Items from a dataset:
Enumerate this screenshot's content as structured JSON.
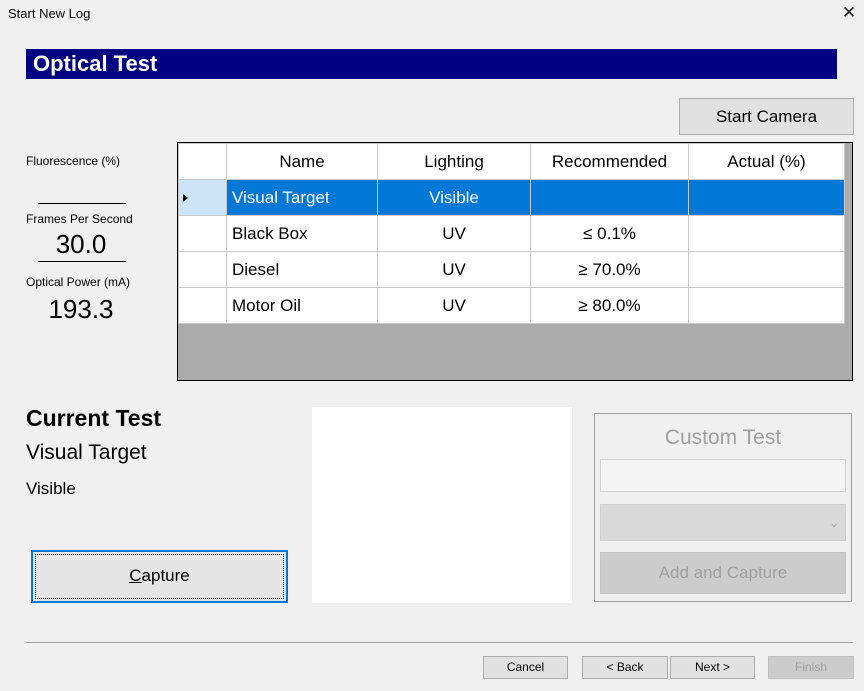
{
  "window": {
    "title": "Start New Log",
    "close_glyph": "✕"
  },
  "banner": {
    "title": "Optical Test"
  },
  "toolbar": {
    "start_camera_label": "Start Camera"
  },
  "metrics": {
    "fluorescence_label": "Fluorescence (%)",
    "fluorescence_value": "",
    "fps_label": "Frames Per Second",
    "fps_value": "30.0",
    "power_label": "Optical Power (mA)",
    "power_value": "193.3"
  },
  "grid": {
    "columns": [
      "Name",
      "Lighting",
      "Recommended",
      "Actual (%)"
    ],
    "rows": [
      {
        "name": "Visual Target",
        "lighting": "Visible",
        "recommended": "",
        "actual": "",
        "selected": true
      },
      {
        "name": "Black Box",
        "lighting": "UV",
        "recommended": "≤ 0.1%",
        "actual": ""
      },
      {
        "name": "Diesel",
        "lighting": "UV",
        "recommended": "≥ 70.0%",
        "actual": ""
      },
      {
        "name": "Motor Oil",
        "lighting": "UV",
        "recommended": "≥ 80.0%",
        "actual": ""
      }
    ]
  },
  "current_test": {
    "heading": "Current Test",
    "name": "Visual Target",
    "lighting": "Visible",
    "capture_label": "Capture"
  },
  "custom_test": {
    "title": "Custom Test",
    "name_value": "",
    "lighting_value": "",
    "add_label": "Add and Capture"
  },
  "footer": {
    "cancel_label": "Cancel",
    "back_label": "< Back",
    "next_label": "Next >",
    "finish_label": "Finish"
  },
  "colors": {
    "banner": "#000080",
    "selection": "#0078d7",
    "grid_empty": "#ababab"
  }
}
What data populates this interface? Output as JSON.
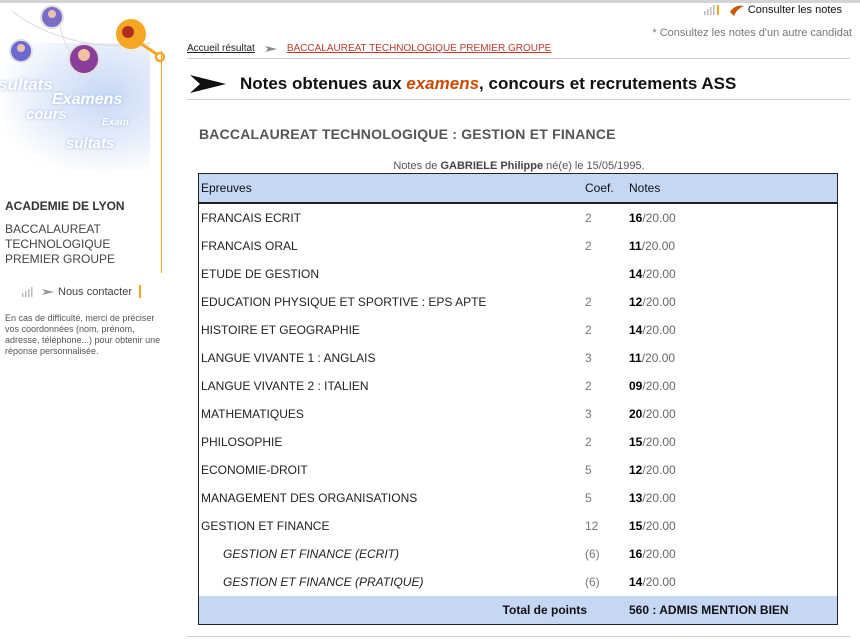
{
  "header": {
    "consult_label": "Consulter les notes",
    "consult_other": "* Consultez les notes d'un autre candidat"
  },
  "breadcrumb": {
    "home": "Accueil résultat",
    "current": "BACCALAUREAT TECHNOLOGIQUE PREMIER GROUPE"
  },
  "page_title": {
    "before": "Notes obtenues aux ",
    "emphasis": "examens",
    "after": ", concours et recrutements ASS"
  },
  "sidebar": {
    "logo_words": [
      "sultats",
      "Examens",
      "cours",
      "Exam",
      "sultats"
    ],
    "academy": "ACADEMIE DE LYON",
    "exam_name": "BACCALAUREAT TECHNOLOGIQUE PREMIER GROUPE",
    "contact_label": "Nous contacter",
    "help_text": "En cas de difficulté, merci de préciser vos coordonnées (nom, prénom, adresse, téléphone...) pour obtenir une réponse personnalisée."
  },
  "exam": {
    "section_title": "BACCALAUREAT TECHNOLOGIQUE : GESTION ET FINANCE",
    "candidate_prefix": "Notes de ",
    "candidate_name": "GABRIELE Philippe",
    "candidate_suffix": " né(e) le 15/05/1995."
  },
  "table": {
    "headers": {
      "subject": "Epreuves",
      "coef": "Coef.",
      "notes": "Notes"
    },
    "rows": [
      {
        "subject": "FRANCAIS ECRIT",
        "coef": "2",
        "score": "16",
        "max": "/20.00",
        "sub": false
      },
      {
        "subject": "FRANCAIS ORAL",
        "coef": "2",
        "score": "11",
        "max": "/20.00",
        "sub": false
      },
      {
        "subject": "ETUDE DE GESTION",
        "coef": "",
        "score": "14",
        "max": "/20.00",
        "sub": false
      },
      {
        "subject": "EDUCATION PHYSIQUE ET SPORTIVE : EPS APTE",
        "coef": "2",
        "score": "12",
        "max": "/20.00",
        "sub": false
      },
      {
        "subject": "HISTOIRE ET GEOGRAPHIE",
        "coef": "2",
        "score": "14",
        "max": "/20.00",
        "sub": false
      },
      {
        "subject": "LANGUE VIVANTE 1 : ANGLAIS",
        "coef": "3",
        "score": "11",
        "max": "/20.00",
        "sub": false
      },
      {
        "subject": "LANGUE VIVANTE 2 : ITALIEN",
        "coef": "2",
        "score": "09",
        "max": "/20.00",
        "sub": false
      },
      {
        "subject": "MATHEMATIQUES",
        "coef": "3",
        "score": "20",
        "max": "/20.00",
        "sub": false
      },
      {
        "subject": "PHILOSOPHIE",
        "coef": "2",
        "score": "15",
        "max": "/20.00",
        "sub": false
      },
      {
        "subject": "ECONOMIE-DROIT",
        "coef": "5",
        "score": "12",
        "max": "/20.00",
        "sub": false
      },
      {
        "subject": "MANAGEMENT DES ORGANISATIONS",
        "coef": "5",
        "score": "13",
        "max": "/20.00",
        "sub": false
      },
      {
        "subject": "GESTION ET FINANCE",
        "coef": "12",
        "score": "15",
        "max": "/20.00",
        "sub": false
      },
      {
        "subject": "GESTION ET FINANCE (ECRIT)",
        "coef": "(6)",
        "score": "16",
        "max": "/20.00",
        "sub": true
      },
      {
        "subject": "GESTION ET FINANCE (PRATIQUE)",
        "coef": "(6)",
        "score": "14",
        "max": "/20.00",
        "sub": true
      }
    ],
    "total_label": "Total de points",
    "total_value": "560 : ADMIS MENTION BIEN"
  },
  "colors": {
    "header_fill": "#c5d7f3",
    "accent_orange": "#f5a623",
    "emphasis": "#cc4a00",
    "breadcrumb_current": "#c0392b"
  },
  "icons": [
    "signal-bars-icon",
    "swoosh-arrow-icon",
    "breadcrumb-arrow-icon",
    "title-arrow-icon",
    "avatar-photo"
  ]
}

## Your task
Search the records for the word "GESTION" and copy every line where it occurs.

## Solution
    "section_title": "BACCALAUREAT TECHNOLOGIQUE : GESTION ET FINANCE",
        "subject": "ETUDE DE GESTION",
        "subject": "GESTION ET FINANCE",
        "subject": "GESTION ET FINANCE (ECRIT)",
        "subject": "GESTION ET FINANCE (PRATIQUE)",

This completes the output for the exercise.